The Brooklyn Public Library actually upped the ante on the national initiative and declared it “Take Your Child to the Library Week,” with events throughout the system from this past Monday until tomorrow (most of the events were at branches outside of our coverage area, which is why we didn’t write about it until now).
If you for some reason have not introduced your kid to the library (and, if that’s the case, wtf?), the event is meant to be an introduction to the wild, wondrous world of knowledge.
“Now is the perfect time to introduce your child to the incredible range of programs, materials and services available—all for free—at the library,” said Linda Johnson, BPL’s president and CEO, in a press release. “From afterschool homework help and computer access, to crafts, storytimes and concerts, our branches have everything children need to succeed in school, have fun and explore their interests. And with 60 locations throughout the borough, no matter where you and your family live, there is a library close by.”

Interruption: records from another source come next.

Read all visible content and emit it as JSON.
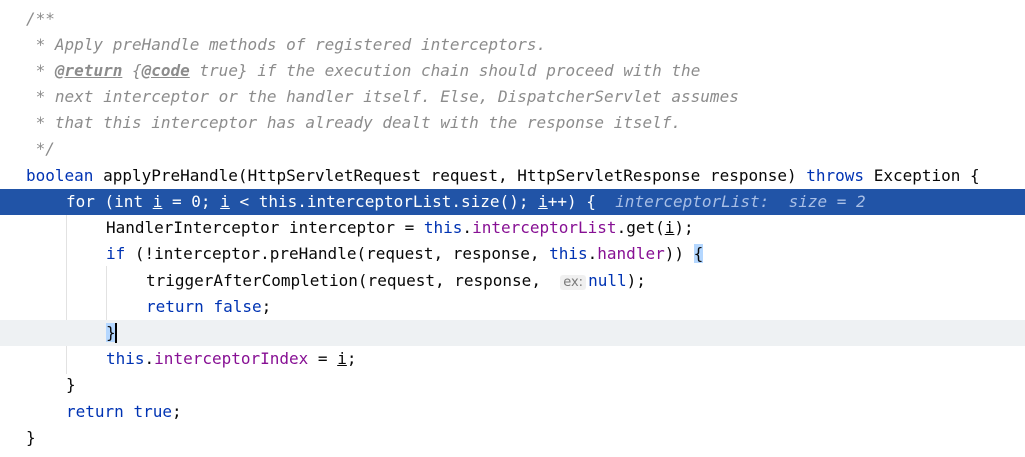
{
  "editor": {
    "lines": [
      {
        "id": "l1",
        "parts": [
          {
            "t": "/**",
            "c": "cmt"
          }
        ]
      },
      {
        "id": "l2",
        "parts": [
          {
            "t": " * Apply preHandle methods of registered interceptors.",
            "c": "cmt"
          }
        ]
      },
      {
        "id": "l3",
        "parts": [
          {
            "t": " * ",
            "c": "cmt"
          },
          {
            "t": "@return",
            "c": "tag"
          },
          {
            "t": " {",
            "c": "cmt"
          },
          {
            "t": "@code",
            "c": "tag"
          },
          {
            "t": " true} if the execution chain should proceed with the",
            "c": "cmt"
          }
        ]
      },
      {
        "id": "l4",
        "parts": [
          {
            "t": " * next interceptor or the handler itself. Else, DispatcherServlet assumes",
            "c": "cmt"
          }
        ]
      },
      {
        "id": "l5",
        "parts": [
          {
            "t": " * that this interceptor has already dealt with the response itself.",
            "c": "cmt"
          }
        ]
      },
      {
        "id": "l6",
        "parts": [
          {
            "t": " */",
            "c": "cmt"
          }
        ]
      },
      {
        "id": "l7",
        "parts": [
          {
            "t": "boolean",
            "c": "kw"
          },
          {
            "t": " applyPreHandle(HttpServletRequest request, HttpServletResponse response) "
          },
          {
            "t": "throws",
            "c": "kw"
          },
          {
            "t": " Exception {"
          }
        ]
      },
      {
        "id": "l8",
        "parts": [
          {
            "t": "for",
            "c": "kw"
          },
          {
            "t": " ("
          },
          {
            "t": "int",
            "c": "kw"
          },
          {
            "t": " "
          },
          {
            "t": "i",
            "c": "ul"
          },
          {
            "t": " = "
          },
          {
            "t": "0",
            "c": "kw"
          },
          {
            "t": "; "
          },
          {
            "t": "i",
            "c": "ul"
          },
          {
            "t": " < "
          },
          {
            "t": "this",
            "c": "kw"
          },
          {
            "t": "."
          },
          {
            "t": "interceptorList",
            "c": "fld"
          },
          {
            "t": ".size(); "
          },
          {
            "t": "i",
            "c": "ul"
          },
          {
            "t": "++) {  "
          },
          {
            "t": "interceptorList:  size = 2",
            "c": "inline-val"
          }
        ]
      },
      {
        "id": "l9",
        "parts": [
          {
            "t": "HandlerInterceptor interceptor = "
          },
          {
            "t": "this",
            "c": "kw"
          },
          {
            "t": "."
          },
          {
            "t": "interceptorList",
            "c": "fld"
          },
          {
            "t": ".get("
          },
          {
            "t": "i",
            "c": "ul"
          },
          {
            "t": ");"
          }
        ]
      },
      {
        "id": "l10",
        "parts": [
          {
            "t": "if",
            "c": "kw"
          },
          {
            "t": " (!interceptor.preHandle(request, response, "
          },
          {
            "t": "this",
            "c": "kw"
          },
          {
            "t": "."
          },
          {
            "t": "handler",
            "c": "fld"
          },
          {
            "t": ")) "
          },
          {
            "t": "{",
            "c": "brace-match"
          }
        ]
      },
      {
        "id": "l11",
        "parts": [
          {
            "t": "triggerAfterCompletion(request, response,  "
          },
          {
            "t": "ex:",
            "c": "hint"
          },
          {
            "t": "null",
            "c": "kw"
          },
          {
            "t": ");"
          }
        ]
      },
      {
        "id": "l12",
        "parts": [
          {
            "t": "return",
            "c": "kw"
          },
          {
            "t": " "
          },
          {
            "t": "false",
            "c": "kw"
          },
          {
            "t": ";"
          }
        ]
      },
      {
        "id": "l13",
        "parts": [
          {
            "t": "}",
            "c": "brace-match"
          }
        ]
      },
      {
        "id": "l14",
        "parts": [
          {
            "t": "this",
            "c": "kw"
          },
          {
            "t": "."
          },
          {
            "t": "interceptorIndex",
            "c": "fld"
          },
          {
            "t": " = "
          },
          {
            "t": "i",
            "c": "ul"
          },
          {
            "t": ";"
          }
        ]
      },
      {
        "id": "l15",
        "parts": [
          {
            "t": "}"
          }
        ]
      },
      {
        "id": "l16",
        "parts": [
          {
            "t": "return",
            "c": "kw"
          },
          {
            "t": " "
          },
          {
            "t": "true",
            "c": "kw"
          },
          {
            "t": ";"
          }
        ]
      },
      {
        "id": "l17",
        "parts": [
          {
            "t": "}"
          }
        ]
      }
    ]
  }
}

To celebrate the culmination of the event, the following Southern Brooklyn libraries will hold family “storytimes” and other events at the time indicated:
- Bay Ridge (7223 Ridge Boulevard) – 11:00 a.m.
- Highlawn (1664 West 13th Street) - 1:00 p.m.
- Kings Bay (3650 Nostrand Avenue) – 1:00 p.m.
- Kings Highway (2115 Ocean Avenue) – 11:00 a.m.
- Mill Basin (2385 Ralph Avenue) – 11:00 a.m.
- Ulmer Park (2602 Bath Avenue) – 11:00 a.m.